Šajkača (shaykacha) is a cap made of a woollen fabric, shayak. Shayak is woollen, homemade material, a type of coarse felt. The word comes from Turskih, şayak.
Šajkača cap is the Serbian national cap still worn today by the farmers of central Serbia. The material, shayak, is made of wool, so the cap is worn in summer as much as in winter, since it keeps the temperature of the head constant. In winter, its sides can be lowered over the ears. Usually it is olive green, resembling a military item, but it can be in other colours – blue or navy blue. The shape of the cap resembles a boat, a river boat, a šajka (shayka). Similar caps are thought to have been worn by the Serbian soldiers in the Austro-Hungarian military river frontier navy – the shaykash.
The history of šajkača dates back to the mid 19th century. At first, before šajkača and hats were introduced (in towns and cities), Serbs used to wear fezzes, Turkish red caps. There is even an old town song about a fez – A Red Small Fez. In the mid 19th century, the Austro-Hungarian army, as did the other European armies, realised that colourful, decorated uniforms worn by that time were not practical for conditions in the field, could not be blended into the environment and mud made them soon worn out. In addition, an enemy could spot them easily from afar. So the Austro-Hungarian army decided to make a new type of uniform, and the cap was a šajkača. The new uniform was much disliked by Archduke Franz Ferdinand and he ordered a new one to be made. Then Serbia bought the whole stock of the already made uniforms for a quarter of the original price. At that time, Serbia was often engaged in some or the other war and was a small and not well off country. Inexpensive uniforms were a godsend. The ragged and in tatters soldiers finally started to look like a regular army. Some decades later, this same imperial Austro-Hungarian army lived to see the day when they were defeated by the Serbian army wearing that one and the same uniform. In the battles of the First World War, Serbian soldiers charged at the enemy, wearing šajkača caps. There is a soldier’s šajkača and officer’s one. The officer’s one, has a small rim above the eyes.
In 1870 the Serbian army got its uniform, but the first war fought under the šajkača was the one against the Turks in 1876-78. In order to be more efficient in mobilising the troops, the people under a military obligation were given their uniforms to keep them at home. So, they started to wear parts of the uniform in their everyday lives. Parts of the uniform were worn with pride, because owning a uniform meant one was ready for war and bravery. As part of the male national costume, Serbs then started to wear breeches, trousers that had a pronounced flare through the thighs, but were quite tight down the calf, and a šajkača cap. Volunteers of the Balkan wars and the First World War brought the cap to other Serbian regions, mostly to Herzegovina and Lika where they were worn during the Second World War, as well.
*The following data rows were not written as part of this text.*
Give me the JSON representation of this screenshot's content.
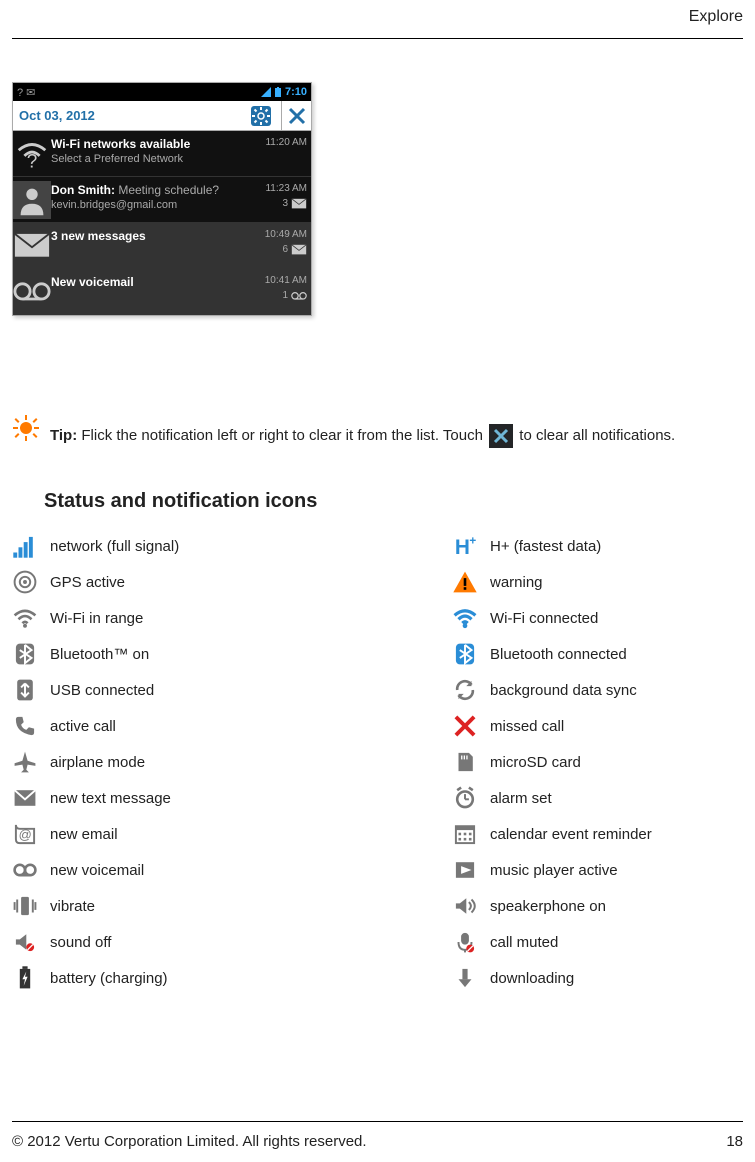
{
  "header": {
    "title": "Explore"
  },
  "phone": {
    "status_left": "?  ✉",
    "status_right_time": "7:10",
    "date": "Oct 03, 2012",
    "notifications": [
      {
        "title": "Wi-Fi networks available",
        "sub": "Select a Preferred Network",
        "time": "11:20 AM",
        "count": "",
        "style": "dark",
        "icon": "wifi-question-icon"
      },
      {
        "title": "Don Smith:",
        "title_extra": "Meeting schedule?",
        "sub": "kevin.bridges@gmail.com",
        "time": "11:23 AM",
        "count": "3",
        "count_icon": "mail-icon",
        "style": "dark",
        "icon": "avatar-icon"
      },
      {
        "title": "3 new messages",
        "sub": "",
        "time": "10:49 AM",
        "count": "6",
        "count_icon": "mail-icon",
        "style": "light",
        "icon": "mail-icon"
      },
      {
        "title": "New voicemail",
        "sub": "",
        "time": "10:41 AM",
        "count": "1",
        "count_icon": "voicemail-icon",
        "style": "light",
        "icon": "voicemail-icon"
      }
    ]
  },
  "tip": {
    "label_bold": "Tip:",
    "text_part1": " Flick the notification left or right to clear it from the list. Touch ",
    "text_part2": " to clear all notifications."
  },
  "section_heading": "Status and notification icons",
  "icons": {
    "left": [
      {
        "name": "network-signal-icon",
        "label": "network (full signal)"
      },
      {
        "name": "gps-active-icon",
        "label": "GPS active"
      },
      {
        "name": "wifi-range-icon",
        "label": "Wi-Fi in range"
      },
      {
        "name": "bluetooth-on-icon",
        "label": "Bluetooth™ on"
      },
      {
        "name": "usb-connected-icon",
        "label": "USB connected"
      },
      {
        "name": "active-call-icon",
        "label": "active call"
      },
      {
        "name": "airplane-mode-icon",
        "label": "airplane mode"
      },
      {
        "name": "new-text-message-icon",
        "label": "new text message"
      },
      {
        "name": "new-email-icon",
        "label": "new email"
      },
      {
        "name": "new-voicemail-icon",
        "label": "new voicemail"
      },
      {
        "name": "vibrate-icon",
        "label": "vibrate"
      },
      {
        "name": "sound-off-icon",
        "label": "sound off"
      },
      {
        "name": "battery-charging-icon",
        "label": "battery (charging)"
      }
    ],
    "right": [
      {
        "name": "h-plus-icon",
        "label": "H+ (fastest data)"
      },
      {
        "name": "warning-icon",
        "label": "warning"
      },
      {
        "name": "wifi-connected-icon",
        "label": "Wi-Fi connected"
      },
      {
        "name": "bluetooth-connected-icon",
        "label": "Bluetooth connected"
      },
      {
        "name": "background-sync-icon",
        "label": "background data sync"
      },
      {
        "name": "missed-call-icon",
        "label": "missed call"
      },
      {
        "name": "microsd-card-icon",
        "label": "microSD card"
      },
      {
        "name": "alarm-set-icon",
        "label": "alarm set"
      },
      {
        "name": "calendar-reminder-icon",
        "label": "calendar event reminder"
      },
      {
        "name": "music-player-icon",
        "label": "music player active"
      },
      {
        "name": "speakerphone-on-icon",
        "label": "speakerphone on"
      },
      {
        "name": "call-muted-icon",
        "label": "call muted"
      },
      {
        "name": "downloading-icon",
        "label": "downloading"
      }
    ]
  },
  "footer": {
    "copyright": "© 2012 Vertu Corporation Limited. All rights reserved.",
    "page": "18"
  }
}
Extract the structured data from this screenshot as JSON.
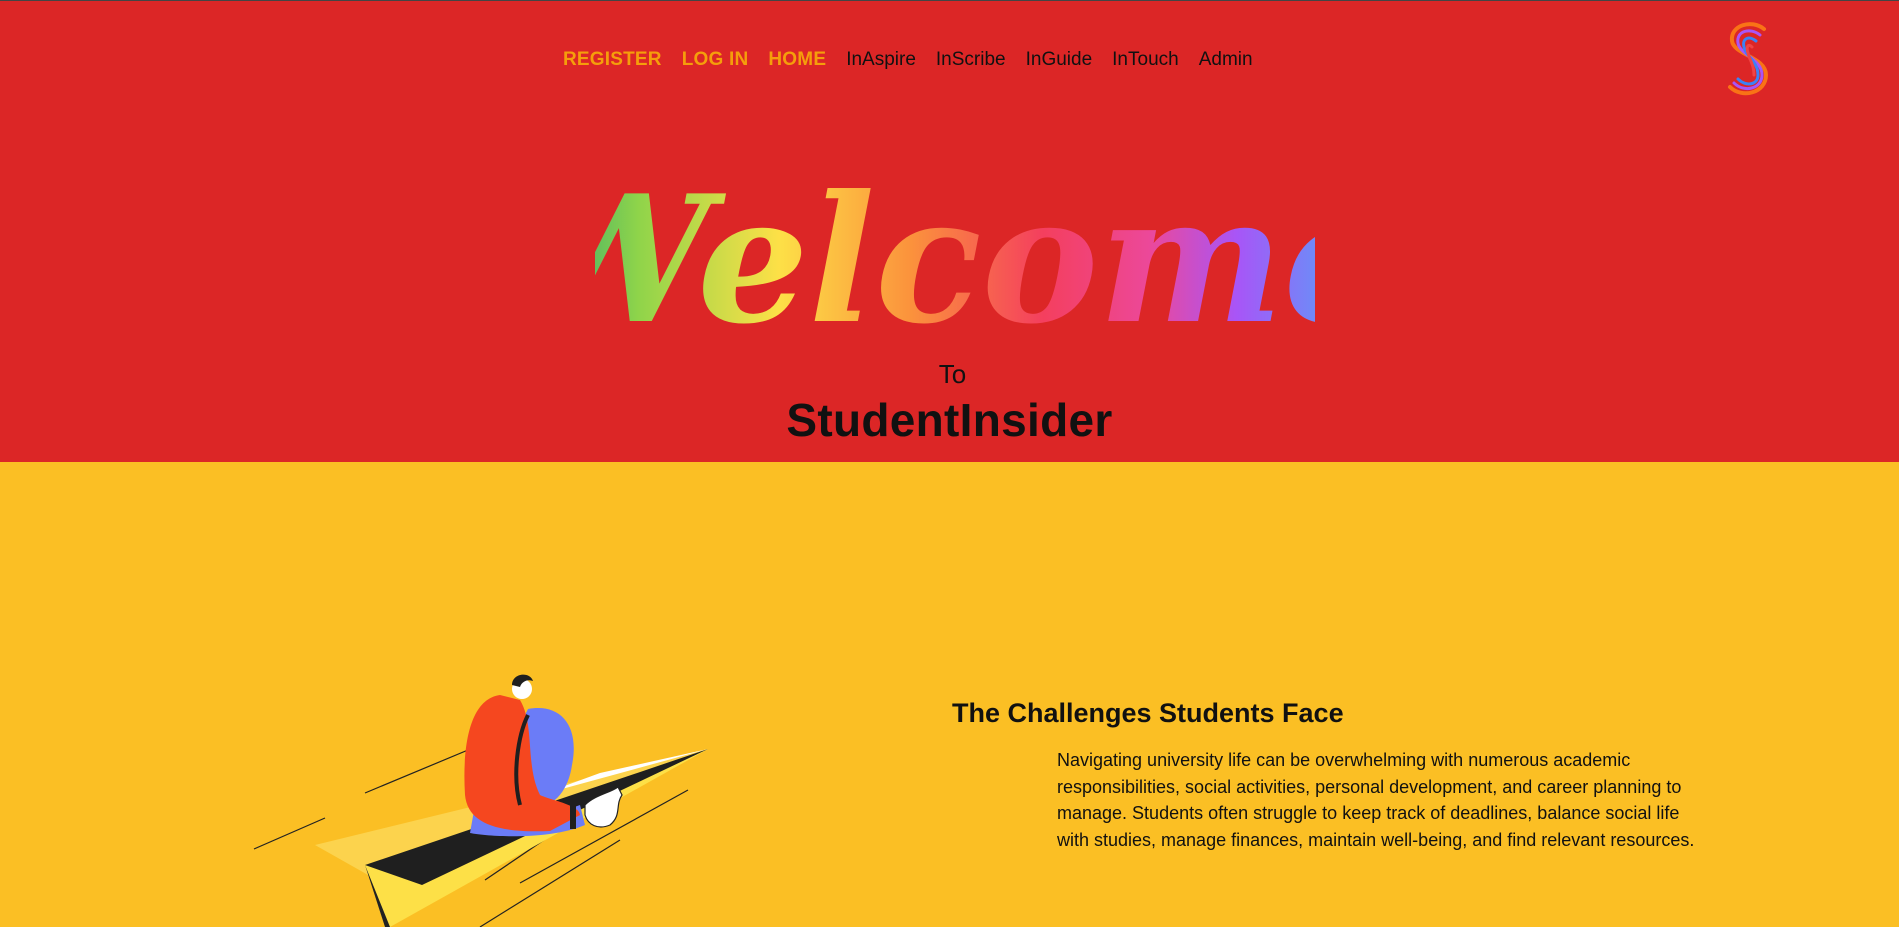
{
  "nav": {
    "register": "REGISTER",
    "login": "LOG IN",
    "home": "HOME",
    "inaspire": "InAspire",
    "inscribe": "InScribe",
    "inguide": "InGuide",
    "intouch": "InTouch",
    "admin": "Admin"
  },
  "hero": {
    "welcome": "Welcome",
    "to": "To",
    "brand": "StudentInsider"
  },
  "challenges": {
    "title": "The Challenges Students Face",
    "body": "Navigating university life can be overwhelming with numerous academic responsibilities, social activities, personal development, and career planning to manage. Students often struggle to keep track of deadlines, balance social life with studies, manage finances, maintain well-being, and find relevant resources."
  },
  "icons": {
    "logo": "s-logo-icon",
    "illustration": "student-on-paper-plane-illustration"
  },
  "colors": {
    "hero_bg": "#dc2626",
    "section_bg": "#fbbf24",
    "nav_accent": "#f59e0b",
    "text": "#111111"
  }
}
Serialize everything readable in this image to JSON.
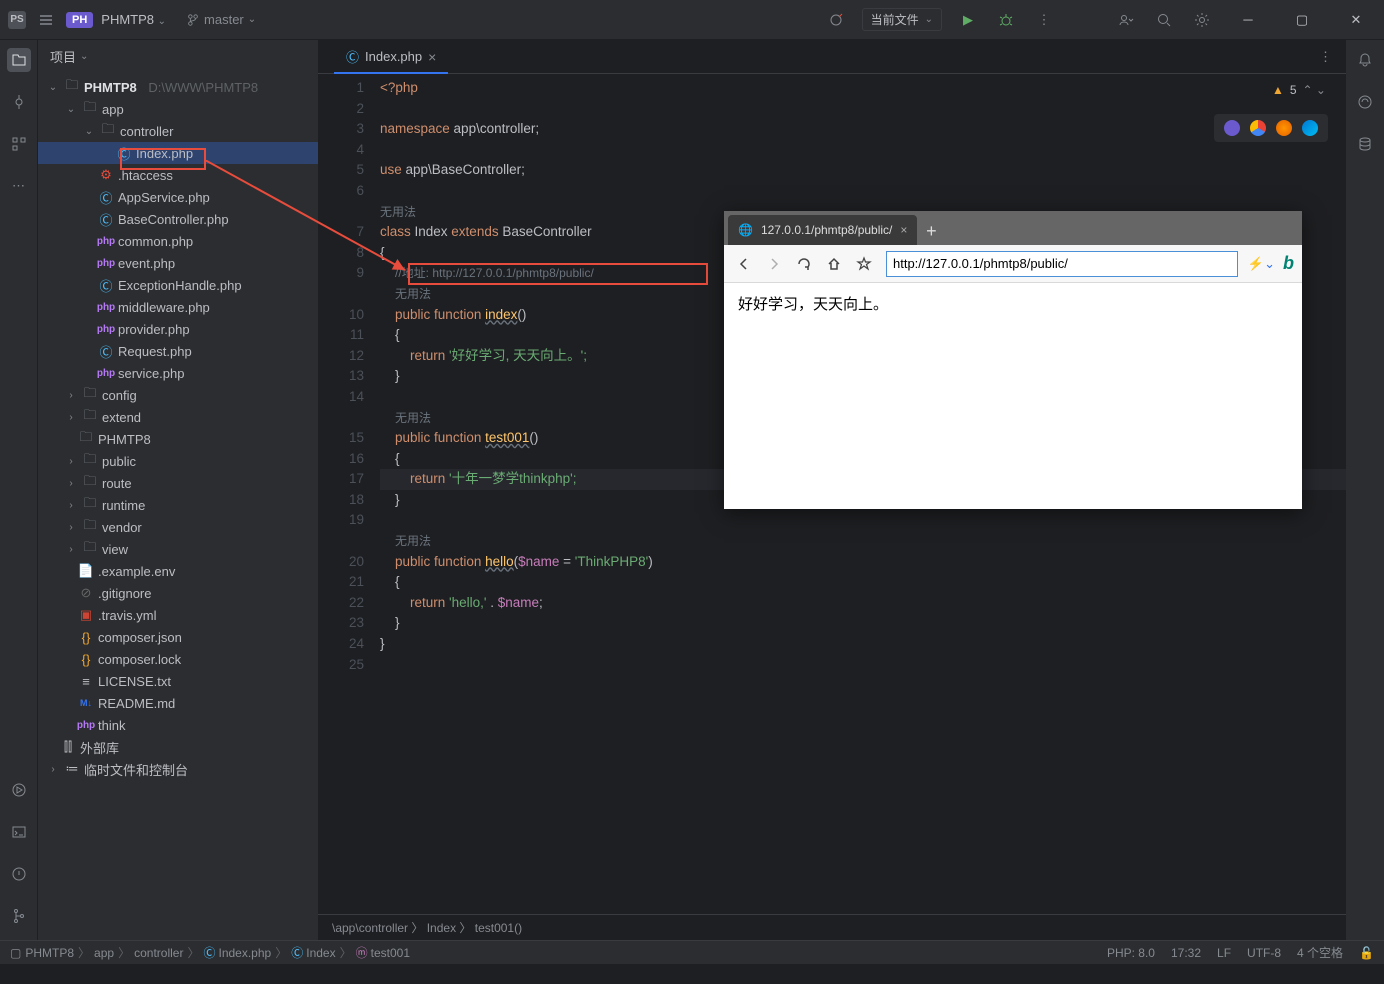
{
  "titlebar": {
    "ps_label": "PS",
    "ph_badge": "PH",
    "project": "PHMTP8",
    "branch": "master",
    "run_config": "当前文件"
  },
  "project": {
    "header": "项目",
    "root": "PHMTP8",
    "root_path": "D:\\WWW\\PHMTP8",
    "tree": {
      "app": "app",
      "controller": "controller",
      "index_php": "Index.php",
      "htaccess": ".htaccess",
      "appservice": "AppService.php",
      "basecontroller": "BaseController.php",
      "common": "common.php",
      "event": "event.php",
      "exceptionhandle": "ExceptionHandle.php",
      "middleware": "middleware.php",
      "provider": "provider.php",
      "request": "Request.php",
      "service": "service.php",
      "config": "config",
      "extend": "extend",
      "phmtp8_folder": "PHMTP8",
      "public": "public",
      "route": "route",
      "runtime": "runtime",
      "vendor": "vendor",
      "view": "view",
      "example_env": ".example.env",
      "gitignore": ".gitignore",
      "travis": ".travis.yml",
      "composer_json": "composer.json",
      "composer_lock": "composer.lock",
      "license": "LICENSE.txt",
      "readme": "README.md",
      "think": "think",
      "external_libs": "外部库",
      "scratches": "临时文件和控制台"
    }
  },
  "editor": {
    "tab_name": "Index.php",
    "warnings": "5",
    "breadcrumb": "\\app\\controller 〉 Index 〉 test001()",
    "hint_unused": "无用法",
    "lines": {
      "l1_php": "<?php",
      "l3_namespace": "namespace",
      "l3_ns_val": " app\\controller;",
      "l5_use": "use",
      "l5_use_val": " app\\BaseController;",
      "l7_class": "class",
      "l7_name": " Index ",
      "l7_extends": "extends",
      "l7_base": " BaseController",
      "l8_brace": "{",
      "l9_comment": "//地址: http://127.0.0.1/phmtp8/public/",
      "l10_public": "public",
      "l10_function": " function ",
      "l10_name": "index",
      "l10_paren": "()",
      "l11_brace": "{",
      "l12_return": "return",
      "l12_str": " '好好学习, 天天向上。';",
      "l13_brace": "}",
      "l15_public": "public",
      "l15_function": " function ",
      "l15_name": "test001",
      "l15_paren": "()",
      "l16_brace": "{",
      "l17_return": "return",
      "l17_str": " '十年一梦学thinkphp';",
      "l18_brace": "}",
      "l20_public": "public",
      "l20_function": " function ",
      "l20_name": "hello",
      "l20_args_open": "(",
      "l20_var": "$name",
      "l20_default": " = ",
      "l20_defstr": "'ThinkPHP8'",
      "l20_close": ")",
      "l21_brace": "{",
      "l22_return": "return",
      "l22_str1": " 'hello,'",
      "l22_concat": " . ",
      "l22_var": "$name",
      "l22_semi": ";",
      "l23_brace": "}",
      "l24_brace": "}"
    }
  },
  "browser": {
    "tab_title": "127.0.0.1/phmtp8/public/",
    "url": "http://127.0.0.1/phmtp8/public/",
    "content": "好好学习，天天向上。"
  },
  "statusbar": {
    "crumb_root": "PHMTP8",
    "crumb_app": "app",
    "crumb_controller": "controller",
    "crumb_file": "Index.php",
    "crumb_class": "Index",
    "crumb_method": "test001",
    "php_ver": "PHP: 8.0",
    "time": "17:32",
    "line_end": "LF",
    "encoding": "UTF-8",
    "indent": "4 个空格"
  }
}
The šajkača cap was not taken off before anyone – not even before a king. The only occasion when it was taken off was before God, at church. Anyhow, it was a cap for every occasion. Men wear it as they like it – put forward on the forehead, or put back, askew, above the ears or in winter with sides put over the ears. Money can be kept in it, or a letter received from afar may be tucked in on the outside, or sweat can be wiped with it off the face while working in the field. It is easily folded and can be tucked in the belt, or unfolded and placed over the face when having a nap in a shade of a tree.
Although it is now worn much less than it once used to be, šajkača is still one of the symbols of Serbia and the Serbs.